Arkansas’ school finance formula was ruled unconstitutional in 1983 and again in 2001. In the 2001 case, Lake View School District, No. 25 v. Huckabee, the court ordered the state to conduct an adequacy study, which found that the state needed to spend an additional $848 million on education. In response to those cases, Arkansas has carried out significant reforms in its finance formula over the past 20 years. Currently, Arkansas pays for education using a foundation formula, which in the 2004-05 school year guarantees $5,400 per student. State aid is determined by subtracting a local 25-mill property-tax levy from the $5,400 guarantee. Local districts raise revenue through the property tax, as well as other sources, such as severance taxes, local sales and use taxes, and federal forest reserves. At the state level, at least portions of the sales and use taxes, rental-vehicle tax, beer excise tax, and corporate-franchise tax are dedicated to K-12 education. The state gave education a significant boost for fiscal 2005, increasing funding for the foundation formula by more than $289 million and adding almost $209 million to its categorical programs. Arkansas has 12 categorical programs, including money for school construction, professional development, the Better Chance program for prekindergarten pupils deemed at risk, extra aid for isolated districts, and early-childhood special education.
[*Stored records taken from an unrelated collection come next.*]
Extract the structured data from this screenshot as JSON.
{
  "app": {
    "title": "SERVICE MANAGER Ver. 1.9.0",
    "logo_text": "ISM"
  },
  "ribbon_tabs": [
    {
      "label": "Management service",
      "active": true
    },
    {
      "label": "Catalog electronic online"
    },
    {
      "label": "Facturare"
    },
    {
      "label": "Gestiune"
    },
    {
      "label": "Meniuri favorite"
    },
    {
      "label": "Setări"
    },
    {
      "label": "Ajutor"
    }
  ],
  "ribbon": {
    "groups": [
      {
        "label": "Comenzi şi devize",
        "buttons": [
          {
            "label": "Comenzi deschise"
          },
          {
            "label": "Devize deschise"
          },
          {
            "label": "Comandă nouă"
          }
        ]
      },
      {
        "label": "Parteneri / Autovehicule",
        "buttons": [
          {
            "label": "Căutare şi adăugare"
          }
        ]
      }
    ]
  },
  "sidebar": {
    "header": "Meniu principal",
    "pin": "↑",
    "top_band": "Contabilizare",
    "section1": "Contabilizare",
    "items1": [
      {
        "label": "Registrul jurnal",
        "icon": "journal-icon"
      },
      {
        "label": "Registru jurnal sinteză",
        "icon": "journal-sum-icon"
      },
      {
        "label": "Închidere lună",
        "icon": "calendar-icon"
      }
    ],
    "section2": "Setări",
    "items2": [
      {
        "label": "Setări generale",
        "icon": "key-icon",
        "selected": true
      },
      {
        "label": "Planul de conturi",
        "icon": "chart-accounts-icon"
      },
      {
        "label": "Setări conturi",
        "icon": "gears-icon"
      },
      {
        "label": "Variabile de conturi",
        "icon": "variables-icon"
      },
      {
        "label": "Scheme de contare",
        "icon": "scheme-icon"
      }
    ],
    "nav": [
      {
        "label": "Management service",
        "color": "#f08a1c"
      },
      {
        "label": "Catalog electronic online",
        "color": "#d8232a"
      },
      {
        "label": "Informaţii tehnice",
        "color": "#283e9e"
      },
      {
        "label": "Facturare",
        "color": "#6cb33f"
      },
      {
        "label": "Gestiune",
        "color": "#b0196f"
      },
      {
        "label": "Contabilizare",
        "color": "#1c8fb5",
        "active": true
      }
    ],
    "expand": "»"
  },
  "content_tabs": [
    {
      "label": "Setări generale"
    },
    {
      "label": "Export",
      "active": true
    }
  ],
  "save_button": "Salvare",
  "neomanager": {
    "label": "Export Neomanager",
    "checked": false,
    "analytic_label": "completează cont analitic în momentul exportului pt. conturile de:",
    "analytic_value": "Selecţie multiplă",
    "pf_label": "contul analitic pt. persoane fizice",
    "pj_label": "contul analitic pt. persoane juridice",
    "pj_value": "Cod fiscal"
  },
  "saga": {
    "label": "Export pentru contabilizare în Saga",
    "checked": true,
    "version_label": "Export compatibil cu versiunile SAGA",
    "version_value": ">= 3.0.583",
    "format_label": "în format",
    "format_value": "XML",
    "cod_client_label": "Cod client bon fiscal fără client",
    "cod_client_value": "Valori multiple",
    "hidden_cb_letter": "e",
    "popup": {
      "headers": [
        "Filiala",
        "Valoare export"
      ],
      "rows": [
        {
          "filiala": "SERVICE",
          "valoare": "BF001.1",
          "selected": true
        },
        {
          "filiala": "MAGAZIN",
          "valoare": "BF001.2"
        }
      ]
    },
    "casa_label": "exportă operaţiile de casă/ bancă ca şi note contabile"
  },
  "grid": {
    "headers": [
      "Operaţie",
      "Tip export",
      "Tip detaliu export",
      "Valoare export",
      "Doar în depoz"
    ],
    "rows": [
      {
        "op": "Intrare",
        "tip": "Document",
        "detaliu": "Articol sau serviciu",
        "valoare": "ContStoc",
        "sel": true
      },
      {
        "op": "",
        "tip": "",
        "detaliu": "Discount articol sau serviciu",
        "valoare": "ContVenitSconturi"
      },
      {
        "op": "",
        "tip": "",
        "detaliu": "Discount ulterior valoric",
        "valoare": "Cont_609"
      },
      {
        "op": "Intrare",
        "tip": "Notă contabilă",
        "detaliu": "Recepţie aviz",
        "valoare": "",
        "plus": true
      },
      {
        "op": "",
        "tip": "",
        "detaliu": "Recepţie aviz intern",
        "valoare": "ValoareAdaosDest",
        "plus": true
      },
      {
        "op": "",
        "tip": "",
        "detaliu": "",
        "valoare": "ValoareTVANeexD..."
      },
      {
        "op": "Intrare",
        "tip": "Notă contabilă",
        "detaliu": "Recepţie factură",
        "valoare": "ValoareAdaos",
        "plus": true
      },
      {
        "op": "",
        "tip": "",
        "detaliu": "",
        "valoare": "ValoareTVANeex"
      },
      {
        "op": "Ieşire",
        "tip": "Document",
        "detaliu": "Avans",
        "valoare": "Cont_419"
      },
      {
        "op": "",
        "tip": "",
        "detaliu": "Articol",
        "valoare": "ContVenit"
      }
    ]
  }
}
Events

This content is provided by our sponsor. It is not written by and does not necessarily reflect the views of Education Week's editorial staff.
Sponsor
Classroom Technology Webinar
Academic Integrity in the Age of Artificial Intelligence
As AI writing tools rapidly evolve, learn how to set standards and expectations for your students on their use.
Content provided by Turnitin
Recruitment & Retention Live Online Discussion A Seat at the Table: Chronic Teacher Shortage: Where Do We Go From Here?  
Join Peter DeWitt, Michael Fullan, and guests for expert insights into finding solutions for the teacher shortage.
This content is provided by our sponsor. It is not written by and does not necessarily reflect the views of Education Week's editorial staff.
Sponsor
Reading & Literacy Webinar
The Science of Reading: Tools to Build Reading Proficiency
The Science of Reading has taken education by storm. Learn how Dr. Miranda Blount transformed literacy instruction in her state.
Content provided by hand2mind

EdWeek Top School Jobs

Teacher Jobs
Search over ten thousand teaching jobs nationwide — elementary, middle, high school and more.
View Jobs
Principal Jobs
Find hundreds of jobs for principals, assistant principals, and other school leadership roles.
View Jobs
Administrator Jobs
Over a thousand district-level jobs: superintendents, directors, more.
View Jobs
Support Staff Jobs
Search thousands of jobs, from paraprofessionals to counselors and more.
View Jobs

Read Next

Education Briefly Stated: January 18, 2023
Here's a look at some recent Education Week articles you may have missed.
8 min read
Education Letter to the Editor EdWeek's Most-Read Letters of 2022
Here are this year’s top five Letters to the Editor.
1 min read
Education Week opinion letters submissions
Gwen Keraval for Education Week
Education In Their Own Words Withstanding Trauma, Leading With Honesty, and More: The Education Stories That Stuck With Us
Our journalists highlight why stories on the impact of trauma on schooling and the fallout of the political discourse on race matter to the field.
4 min read
Kladys Castellón prays during a vigil for the victims of a mass shooting at Robb Elementary School in Uvalde, Texas, on Tuesday, May 24, 2022.
Kladys Castellón prays during a vigil for the victims of a mass shooting at Robb Elementary School.
Billy Calzada/The San Antonio Express-News via AP
Education In Their Own Words Masking, Miscarriages, and Mental Health: The Education Stories That Stuck With Us
Our reporters share the stories they wrote that rose above the fray—and why.
5 min read
Crystal Curtis and her son, Jordan Curtis, outside their home in Plano, Texas. Crystal, a healthcare professional whose son attends school in Plano talks about the challenges of ensuring quality schooling, her discomfort with the state and district’s rollback of mandatory masking, and the complications of raising a Black child in a suburban district as policies shift.
Crystal Curtis and her son, Jordan Curtis, outside their home in Plano, Texas. Crystal, a healthcare professional whose son attends school in Plano talks about the challenges of ensuring quality schooling, her discomfort with the state and district’s rollback of mandatory masking, and the complications of raising a Black child in a suburban district as policies shift.
Allison V. Smith for Education Week